Please reproduce the listing verbatim, without its images.

____

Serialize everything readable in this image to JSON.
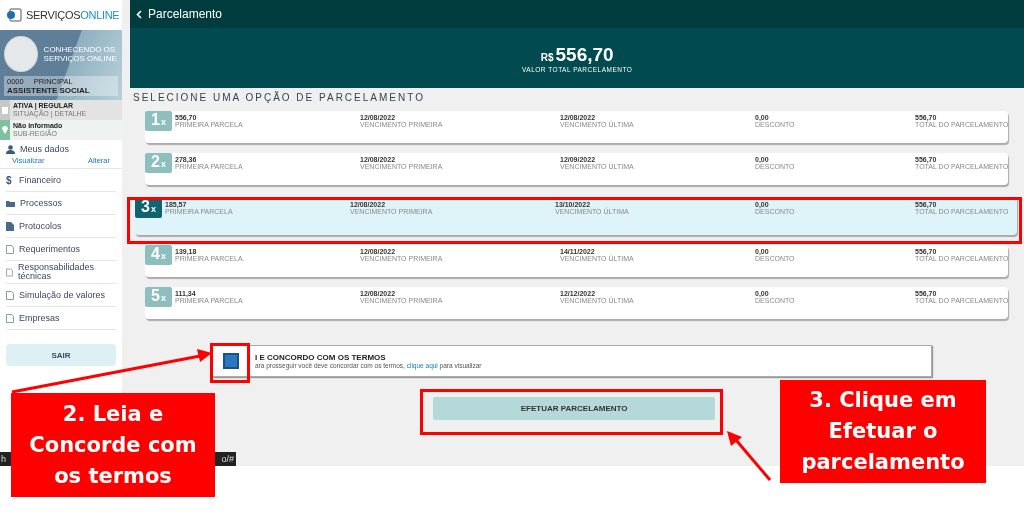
{
  "sidebar": {
    "logo": {
      "part_1": "SERVIÇOS",
      "part_2": "ONLINE"
    },
    "profile": {
      "name": "CONHECENDO OS SERVIÇOS ONLINE",
      "code": "0000",
      "type": "PRINCIPAL",
      "role": "ASSISTENTE SOCIAL"
    },
    "status_rows": [
      {
        "kind": "situation",
        "value": "ATIVA | REGULAR",
        "label": "SITUAÇÃO | DETALHE"
      },
      {
        "kind": "location",
        "value": "Não informado",
        "label": "SUB-REGIÃO"
      }
    ],
    "my_data": {
      "label": "Meus dados",
      "links": [
        "Visualizar",
        "Alterar"
      ]
    },
    "menu": [
      {
        "kind": "dollar",
        "icon_char": "$",
        "label": "Financeiro"
      },
      {
        "kind": "folder",
        "label": "Processos"
      },
      {
        "kind": "file",
        "label": "Protocolos"
      },
      {
        "kind": "page",
        "label": "Requerimentos"
      },
      {
        "kind": "page",
        "label": "Responsabilidades técnicas"
      },
      {
        "kind": "page",
        "label": "Simulação de valores"
      },
      {
        "kind": "page",
        "label": "Empresas"
      }
    ],
    "logout": "SAIR"
  },
  "header": {
    "title": "Parcelamento"
  },
  "total": {
    "currency": "R$",
    "amount": "556,70",
    "label": "VALOR TOTAL PARCELAMENTO"
  },
  "section_title": "SELECIONE UMA OPÇÃO DE PARCELAMENTO",
  "options": [
    {
      "number": "1",
      "suffix": "x",
      "selected": false,
      "fields": [
        {
          "value": "556,70",
          "label": "PRIMEIRA PARCELA"
        },
        {
          "value": "12/08/2022",
          "label": "VENCIMENTO PRIMEIRA"
        },
        {
          "value": "12/08/2022",
          "label": "VENCIMENTO ÚLTIMA"
        },
        {
          "value": "0,00",
          "label": "DESCONTO"
        },
        {
          "value": "556,70",
          "label": "TOTAL DO PARCELAMENTO"
        }
      ]
    },
    {
      "number": "2",
      "suffix": "x",
      "selected": false,
      "fields": [
        {
          "value": "278,36",
          "label": "PRIMEIRA PARCELA"
        },
        {
          "value": "12/08/2022",
          "label": "VENCIMENTO PRIMEIRA"
        },
        {
          "value": "12/09/2022",
          "label": "VENCIMENTO ÚLTIMA"
        },
        {
          "value": "0,00",
          "label": "DESCONTO"
        },
        {
          "value": "556,70",
          "label": "TOTAL DO PARCELAMENTO"
        }
      ]
    },
    {
      "number": "3",
      "suffix": "x",
      "selected": true,
      "fields": [
        {
          "value": "185,57",
          "label": "PRIMEIRA PARCELA"
        },
        {
          "value": "12/08/2022",
          "label": "VENCIMENTO PRIMEIRA"
        },
        {
          "value": "13/10/2022",
          "label": "VENCIMENTO ÚLTIMA"
        },
        {
          "value": "0,00",
          "label": "DESCONTO"
        },
        {
          "value": "556,70",
          "label": "TOTAL DO PARCELAMENTO"
        }
      ]
    },
    {
      "number": "4",
      "suffix": "x",
      "selected": false,
      "fields": [
        {
          "value": "139,18",
          "label": "PRIMEIRA PARCELA"
        },
        {
          "value": "12/08/2022",
          "label": "VENCIMENTO PRIMEIRA"
        },
        {
          "value": "14/11/2022",
          "label": "VENCIMENTO ÚLTIMA"
        },
        {
          "value": "0,00",
          "label": "DESCONTO"
        },
        {
          "value": "556,70",
          "label": "TOTAL DO PARCELAMENTO"
        }
      ]
    },
    {
      "number": "5",
      "suffix": "x",
      "selected": false,
      "fields": [
        {
          "value": "111,34",
          "label": "PRIMEIRA PARCELA"
        },
        {
          "value": "12/08/2022",
          "label": "VENCIMENTO PRIMEIRA"
        },
        {
          "value": "12/12/2022",
          "label": "VENCIMENTO ÚLTIMA"
        },
        {
          "value": "0,00",
          "label": "DESCONTO"
        },
        {
          "value": "556,70",
          "label": "TOTAL DO PARCELAMENTO"
        }
      ]
    }
  ],
  "terms": {
    "checked": false,
    "title": "I E CONCORDO COM OS TERMOS",
    "text_before": "ara prosseguir você deve concordar com os termos, ",
    "link": "clique aqui",
    "text_after": " para visualizar"
  },
  "submit_button": "EFETUAR PARCELAMENTO",
  "status_bar": {
    "url_start": "h",
    "url_end": "o/#"
  },
  "annotations": [
    {
      "text": "2. Leia e Concorde com os termos"
    },
    {
      "text": "3. Clique em Efetuar o parcelamento"
    }
  ]
}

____

▸ **Solution to this exercise**
Serialize everything readable in this image to JSON.
{
  "sidebar": {
    "logo": {
      "part_1": "SERVIÇOS",
      "part_2": "ONLINE"
    },
    "profile": {
      "name": "CONHECENDO OS SERVIÇOS ONLINE",
      "code": "0000",
      "type": "PRINCIPAL",
      "role": "ASSISTENTE SOCIAL"
    },
    "status_rows": [
      {
        "kind": "situation",
        "value": "ATIVA | REGULAR",
        "label": "SITUAÇÃO | DETALHE"
      },
      {
        "kind": "location",
        "value": "Não informado",
        "label": "SUB-REGIÃO"
      }
    ],
    "my_data": {
      "label": "Meus dados",
      "links": [
        "Visualizar",
        "Alterar"
      ]
    },
    "menu": [
      {
        "kind": "dollar",
        "icon_char": "$",
        "label": "Financeiro"
      },
      {
        "kind": "folder",
        "label": "Processos"
      },
      {
        "kind": "file",
        "label": "Protocolos"
      },
      {
        "kind": "page",
        "label": "Requerimentos"
      },
      {
        "kind": "page",
        "label": "Responsabilidades técnicas"
      },
      {
        "kind": "page",
        "label": "Simulação de valores"
      },
      {
        "kind": "page",
        "label": "Empresas"
      }
    ],
    "logout": "SAIR"
  },
  "header": {
    "title": "Parcelamento"
  },
  "total": {
    "currency": "R$",
    "amount": "556,70",
    "label": "VALOR TOTAL PARCELAMENTO"
  },
  "section_title": "SELECIONE UMA OPÇÃO DE PARCELAMENTO",
  "options": [
    {
      "number": "1",
      "suffix": "x",
      "selected": false,
      "fields": [
        {
          "value": "556,70",
          "label": "PRIMEIRA PARCELA"
        },
        {
          "value": "12/08/2022",
          "label": "VENCIMENTO PRIMEIRA"
        },
        {
          "value": "12/08/2022",
          "label": "VENCIMENTO ÚLTIMA"
        },
        {
          "value": "0,00",
          "label": "DESCONTO"
        },
        {
          "value": "556,70",
          "label": "TOTAL DO PARCELAMENTO"
        }
      ]
    },
    {
      "number": "2",
      "suffix": "x",
      "selected": false,
      "fields": [
        {
          "value": "278,36",
          "label": "PRIMEIRA PARCELA"
        },
        {
          "value": "12/08/2022",
          "label": "VENCIMENTO PRIMEIRA"
        },
        {
          "value": "12/09/2022",
          "label": "VENCIMENTO ÚLTIMA"
        },
        {
          "value": "0,00",
          "label": "DESCONTO"
        },
        {
          "value": "556,70",
          "label": "TOTAL DO PARCELAMENTO"
        }
      ]
    },
    {
      "number": "3",
      "suffix": "x",
      "selected": true,
      "fields": [
        {
          "value": "185,57",
          "label": "PRIMEIRA PARCELA"
        },
        {
          "value": "12/08/2022",
          "label": "VENCIMENTO PRIMEIRA"
        },
        {
          "value": "13/10/2022",
          "label": "VENCIMENTO ÚLTIMA"
        },
        {
          "value": "0,00",
          "label": "DESCONTO"
        },
        {
          "value": "556,70",
          "label": "TOTAL DO PARCELAMENTO"
        }
      ]
    },
    {
      "number": "4",
      "suffix": "x",
      "selected": false,
      "fields": [
        {
          "value": "139,18",
          "label": "PRIMEIRA PARCELA"
        },
        {
          "value": "12/08/2022",
          "label": "VENCIMENTO PRIMEIRA"
        },
        {
          "value": "14/11/2022",
          "label": "VENCIMENTO ÚLTIMA"
        },
        {
          "value": "0,00",
          "label": "DESCONTO"
        },
        {
          "value": "556,70",
          "label": "TOTAL DO PARCELAMENTO"
        }
      ]
    },
    {
      "number": "5",
      "suffix": "x",
      "selected": false,
      "fields": [
        {
          "value": "111,34",
          "label": "PRIMEIRA PARCELA"
        },
        {
          "value": "12/08/2022",
          "label": "VENCIMENTO PRIMEIRA"
        },
        {
          "value": "12/12/2022",
          "label": "VENCIMENTO ÚLTIMA"
        },
        {
          "value": "0,00",
          "label": "DESCONTO"
        },
        {
          "value": "556,70",
          "label": "TOTAL DO PARCELAMENTO"
        }
      ]
    }
  ],
  "terms": {
    "checked": false,
    "title": "I E CONCORDO COM OS TERMOS",
    "text_before": "ara prosseguir você deve concordar com os termos, ",
    "link": "clique aqui",
    "text_after": " para visualizar"
  },
  "submit_button": "EFETUAR PARCELAMENTO",
  "status_bar": {
    "url_start": "h",
    "url_end": "o/#"
  },
  "annotations": [
    {
      "text": "2. Leia e Concorde com os termos"
    },
    {
      "text": "3. Clique em Efetuar o parcelamento"
    }
  ]
}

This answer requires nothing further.